On 21 July 2012, the head of the state security service was stabbed to death in Pamir province, and on 24 July Dushanbe decided this would be a good time to pick up the momentum and retaliated will full force. More than 2,000 soldiers descended on the homes of the militant gang leaders who are believed to control opium, tobacco and ruby smuggling in the province. In just over 24 hours, 30 militants were killed and 17 security forces (according to official estimates). Significantly, the government claimed to have rounded up some Afghan fighters in the melee. 

Tajikistan has now sealed all border-crossing points with Afghanistan, but is allowing NATO trucks to pass through.

At the same time, the most prominent opposition party in Tajikistan appears to be a target of attacks linked to the July violence in the Pamir Mountains. One leader of the Islamic Renaissance Party (IRPT) was killed and another has disappeared, both in Gorno-Badakhstan. Indeed, the government’s sudden uptick in activity in the province is likely linked to presidential elections and could be an attempt to remove opposition to the president, Emomali Rakhmon, whose tenure is not stable. 

Interestingly, there is little in the way of media exposure over Tajikistan’s oil discovery. Presumably, Dushanbe is attempting to determine how to use this to the incumbent’s advantage without destroying its dam dreams. But in the meantime, the government is helping to create a very volatile security situation on the Afghan border that could reverse the positive aspects of energy developments.

By. Jen Alic of Oilprice.com

Jen Alic is a geopolitical analyst, co-founder of ISA Intel in Sarajevo and Tel Aviv, and the former editor-in-chief of ISN Security Watch in Zurich.

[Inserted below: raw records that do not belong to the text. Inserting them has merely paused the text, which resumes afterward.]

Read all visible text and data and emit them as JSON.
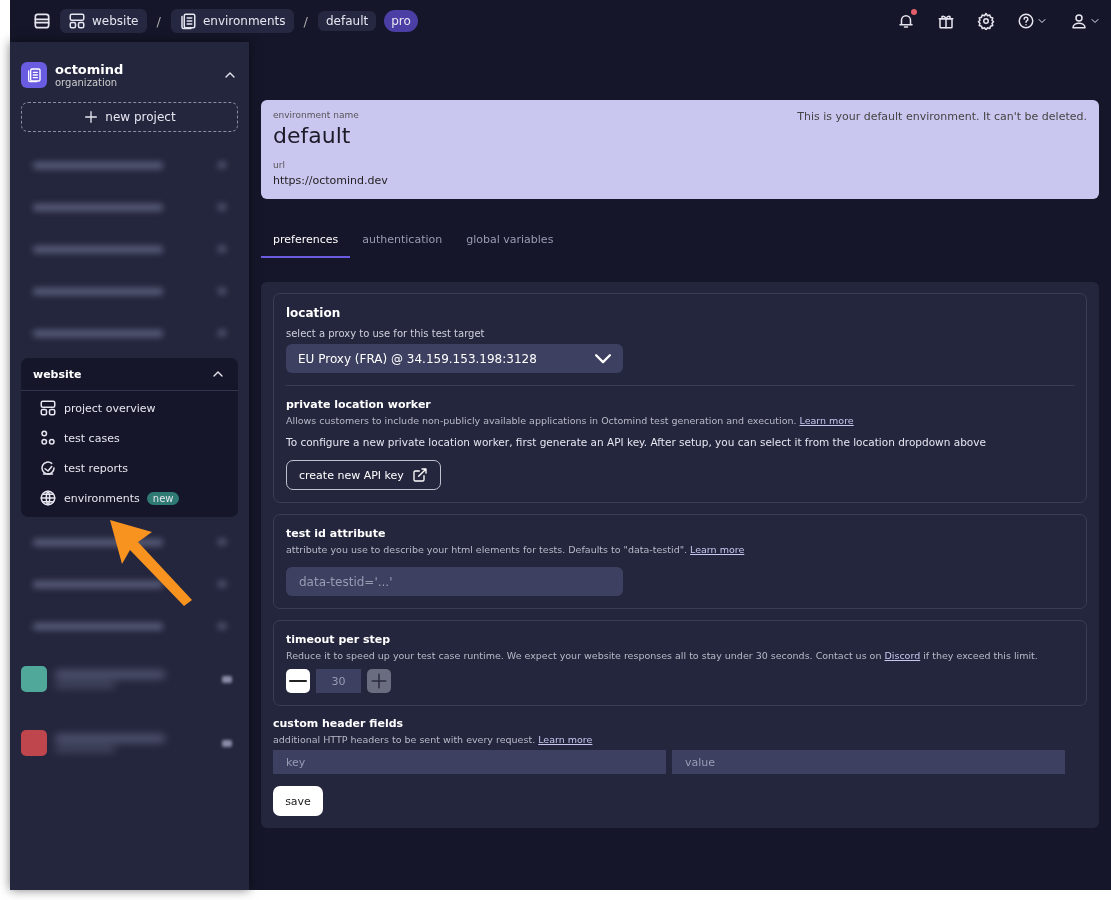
{
  "breadcrumbs": [
    {
      "label": "website",
      "kind": "project"
    },
    {
      "label": "/",
      "kind": "separator"
    },
    {
      "label": "environments",
      "kind": "environments"
    },
    {
      "label": "/",
      "kind": "separator"
    },
    {
      "label": "default",
      "kind": "plain"
    }
  ],
  "plan_badge": "pro",
  "notifications": {
    "unread": true
  },
  "organization": {
    "name": "octomind",
    "subtitle": "organization",
    "expanded": true
  },
  "new_project_button": "new project",
  "blurred_before": [
    {
      "kind": "project"
    },
    {
      "kind": "project"
    },
    {
      "kind": "project"
    },
    {
      "kind": "project"
    },
    {
      "kind": "project"
    }
  ],
  "project": {
    "name": "website",
    "expanded": true,
    "items": [
      {
        "label": "project overview",
        "selected": false
      },
      {
        "label": "test cases",
        "selected": false
      },
      {
        "label": "test reports",
        "selected": false
      },
      {
        "label": "environments",
        "badge": "new",
        "selected": false
      }
    ]
  },
  "blurred_after": [
    {
      "kind": "project"
    },
    {
      "kind": "project"
    },
    {
      "kind": "project"
    },
    {
      "kind": "organization",
      "color": "#4fa89a"
    },
    {
      "kind": "organization",
      "color": "#c0464d"
    }
  ],
  "environment": {
    "name_label": "environment name",
    "name": "default",
    "url_label": "url",
    "url": "https://octomind.dev",
    "note": "This is your default environment. It can't be deleted."
  },
  "tabs": [
    {
      "label": "preferences",
      "selected": true
    },
    {
      "label": "authentication",
      "selected": false
    },
    {
      "label": "global variables",
      "selected": false
    }
  ],
  "location": {
    "title": "location",
    "proxy_label": "select a proxy to use for this test target",
    "proxy_value": "EU Proxy (FRA) @ 34.159.153.198:3128",
    "worker_title": "private location worker",
    "worker_description": "Allows customers to include non-publicly available applications in Octomind test generation and execution.",
    "worker_link": "Learn more",
    "worker_instructions": "To configure a new private location worker, first generate an API key. After setup, you can select it from the location dropdown above",
    "button": "create new API key"
  },
  "test_id": {
    "title": "test id attribute",
    "description": "attribute you use to describe your html elements for tests. Defaults to \"data-testid\".",
    "link": "Learn more",
    "placeholder": "data-testid='...'"
  },
  "timeout": {
    "title": "timeout per step",
    "description_before": "Reduce it to speed up your test case runtime. We expect your website responses all to stay under 30 seconds. Contact us on",
    "link": "Discord",
    "description_after": "if they exceed this limit.",
    "value": "30",
    "decrease_disabled": false,
    "increase_disabled": true
  },
  "custom_headers": {
    "title": "custom header fields",
    "description": "additional HTTP headers to be sent with every request.",
    "link": "Learn more",
    "key_placeholder": "key",
    "value_placeholder": "value"
  },
  "save_button": "save"
}
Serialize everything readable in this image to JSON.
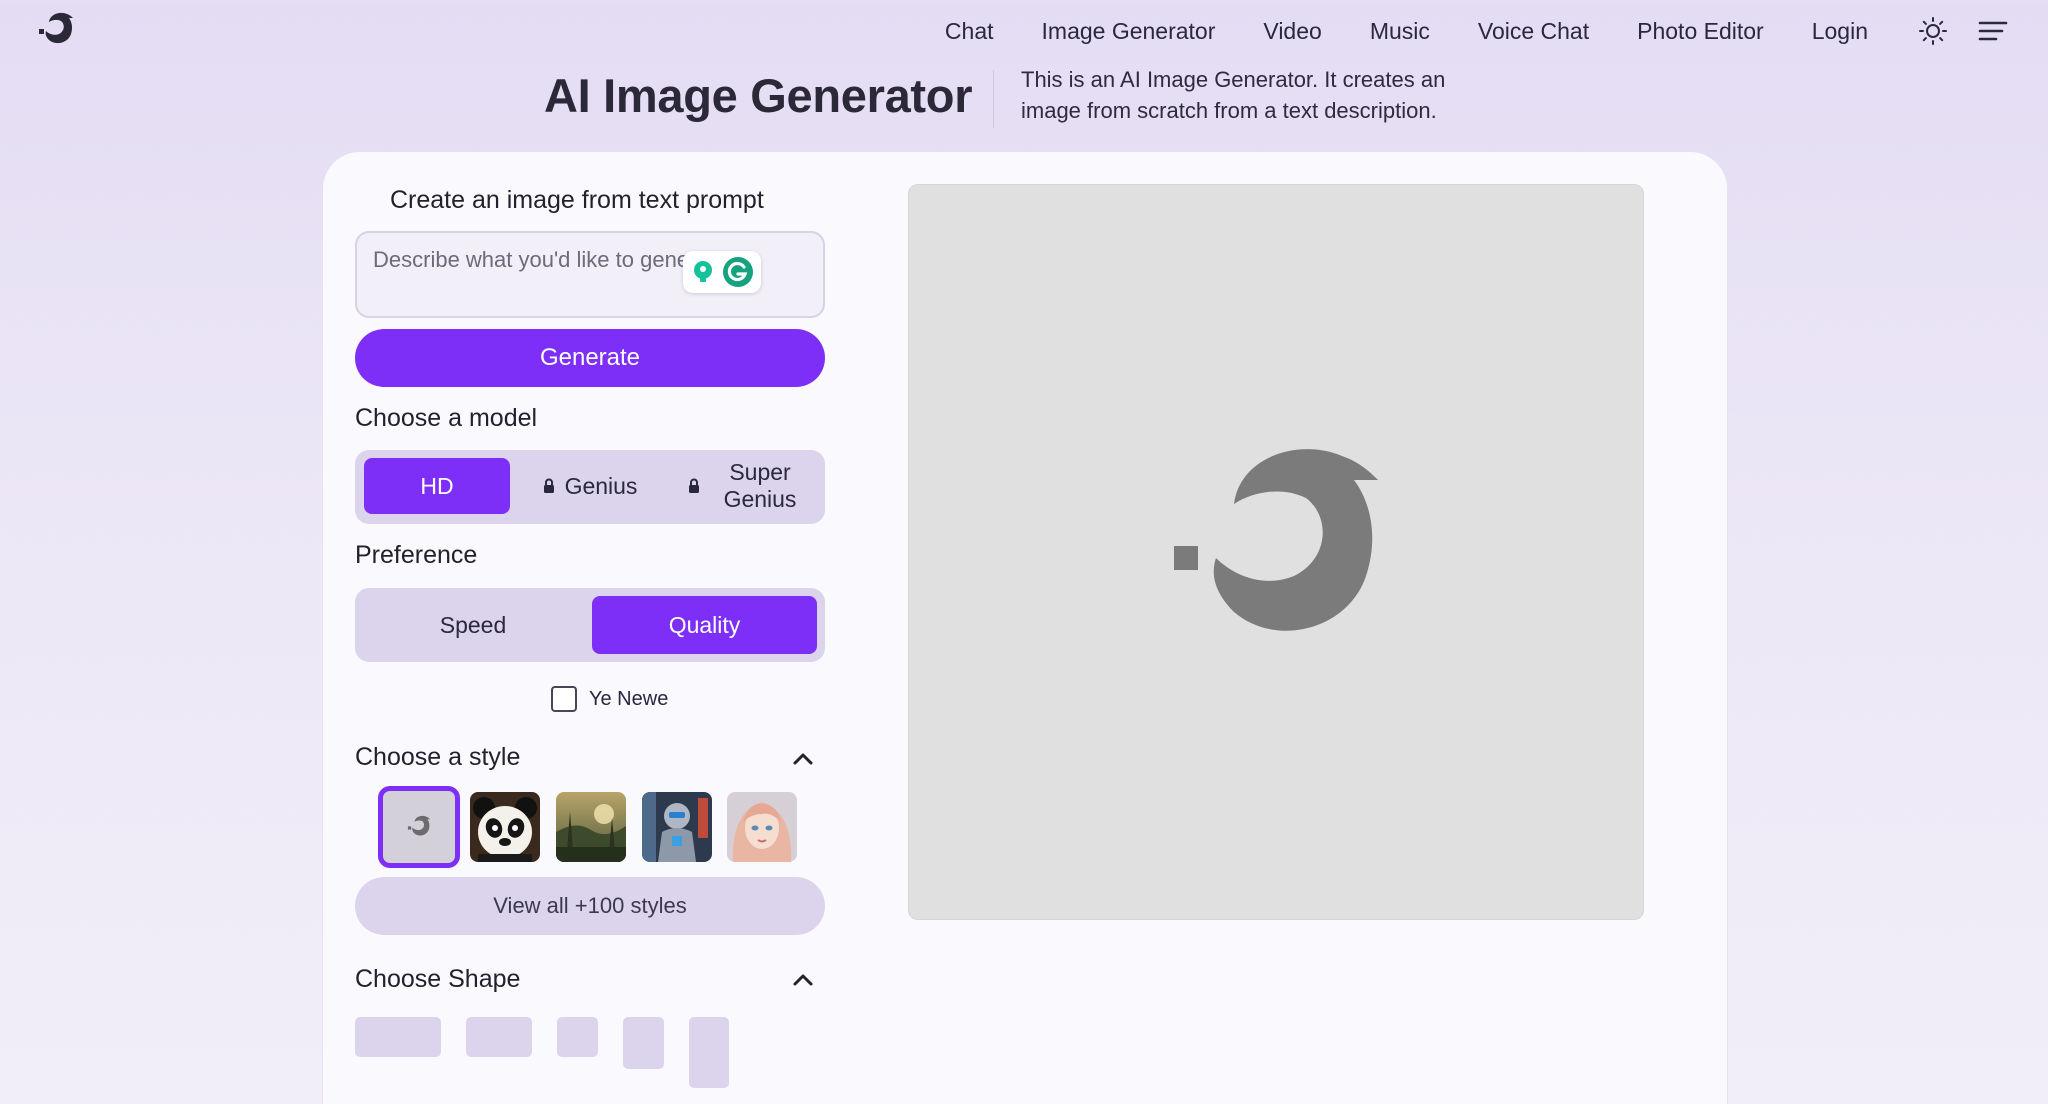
{
  "nav": {
    "links": [
      "Chat",
      "Image Generator",
      "Video",
      "Music",
      "Voice Chat",
      "Photo Editor",
      "Login"
    ],
    "theme_icon": "sun-icon",
    "menu_icon": "hamburger-menu-icon"
  },
  "header": {
    "title": "AI Image Generator",
    "description": "This is an AI Image Generator. It creates an image from scratch from a text description."
  },
  "prompt": {
    "heading": "Create an image from text prompt",
    "placeholder": "Describe what you'd like to generate",
    "value": ""
  },
  "generate_label": "Generate",
  "model": {
    "heading": "Choose a model",
    "options": [
      "HD",
      "Genius",
      "Super Genius"
    ],
    "selected": "HD",
    "locked": [
      "Genius",
      "Super Genius"
    ]
  },
  "preference": {
    "heading": "Preference",
    "options": [
      "Speed",
      "Quality"
    ],
    "selected": "Quality"
  },
  "ye_newe": {
    "label": "Ye Newe",
    "checked": false
  },
  "style": {
    "heading": "Choose a style",
    "thumbnails": [
      "default-style",
      "panda-style",
      "landscape-style",
      "robot-style",
      "portrait-style"
    ],
    "selected": "default-style",
    "view_all_label": "View all +100 styles"
  },
  "shape": {
    "heading": "Choose Shape"
  },
  "colors": {
    "accent": "#7d2ff7",
    "segment_bg": "#dcd4ec",
    "page_bg": "#e9e4f5",
    "preview_bg": "#e0e0e0"
  }
}
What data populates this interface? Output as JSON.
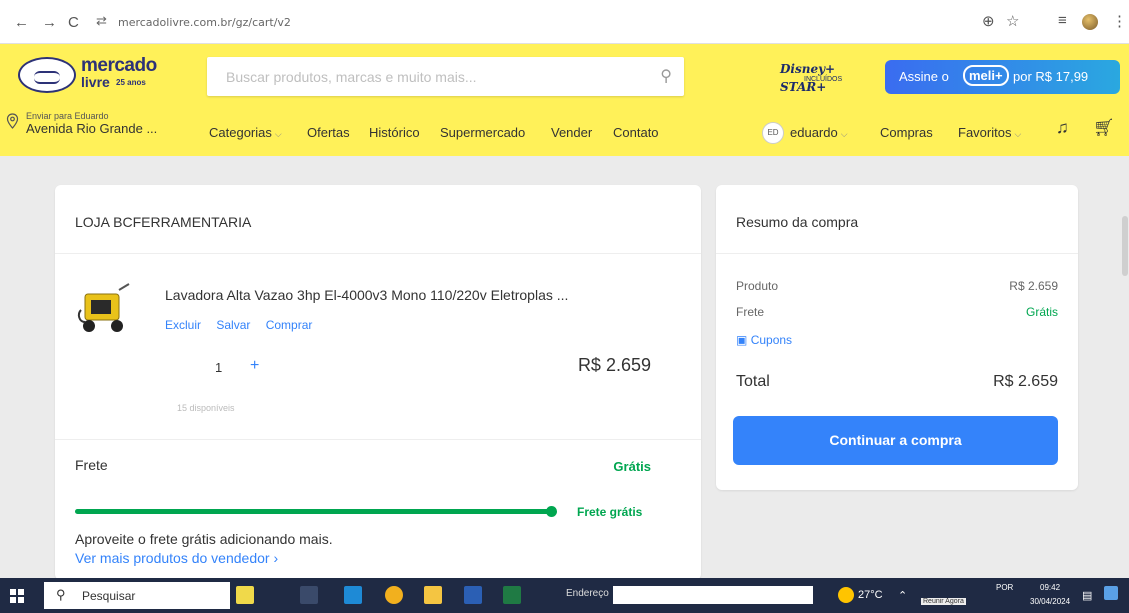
{
  "browser": {
    "url": "mercadolivre.com.br/gz/cart/v2"
  },
  "header": {
    "logo_line1": "mercado",
    "logo_line2": "livre",
    "logo_badge": "25 anos",
    "search_placeholder": "Buscar produtos, marcas e muito mais...",
    "disney_line1": "Disney+ STAR+",
    "disney_line2": "INCLUÍDOS",
    "meli_prefix": "Assine o",
    "meli_brand": "meli+",
    "meli_suffix": "por R$ 17,99",
    "location_line1": "Enviar para Eduardo",
    "location_line2": "Avenida Rio Grande ...",
    "nav": [
      "Categorias",
      "Ofertas",
      "Histórico",
      "Supermercado",
      "Vender",
      "Contato"
    ],
    "user_initials": "ED",
    "user_name": "eduardo",
    "compras": "Compras",
    "favoritos": "Favoritos"
  },
  "cart": {
    "store_name": "LOJA BCFERRAMENTARIA",
    "product_title": "Lavadora Alta Vazao 3hp El-4000v3 Mono 110/220v Eletroplas ...",
    "actions": [
      "Excluir",
      "Salvar",
      "Comprar"
    ],
    "quantity": "1",
    "available": "15 disponíveis",
    "price": "R$ 2.659",
    "frete_label": "Frete",
    "frete_value": "Grátis",
    "free_shipping_label": "Frete grátis",
    "free_shipping_progress": 1.0,
    "promo_text": "Aproveite o frete grátis adicionando mais.",
    "more_link": "Ver mais produtos do vendedor ›"
  },
  "summary": {
    "title": "Resumo da compra",
    "produto_label": "Produto",
    "produto_value": "R$ 2.659",
    "frete_label": "Frete",
    "frete_value": "Grátis",
    "cupons": "Cupons",
    "total_label": "Total",
    "total_value": "R$ 2.659",
    "cta": "Continuar a compra"
  },
  "taskbar": {
    "search": "Pesquisar",
    "address_label": "Endereço",
    "temperature": "27°C",
    "language": "POR",
    "time": "09:42",
    "date": "30/04/2024",
    "tooltip": "Reunir Agora"
  },
  "colors": {
    "header_bg": "#fff159",
    "accent_blue": "#3483fa",
    "green": "#00a650"
  }
}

Back to homepage


Leave a comment

Leave a comment




Oilprice - The No. 1 Source for Oil & Energy News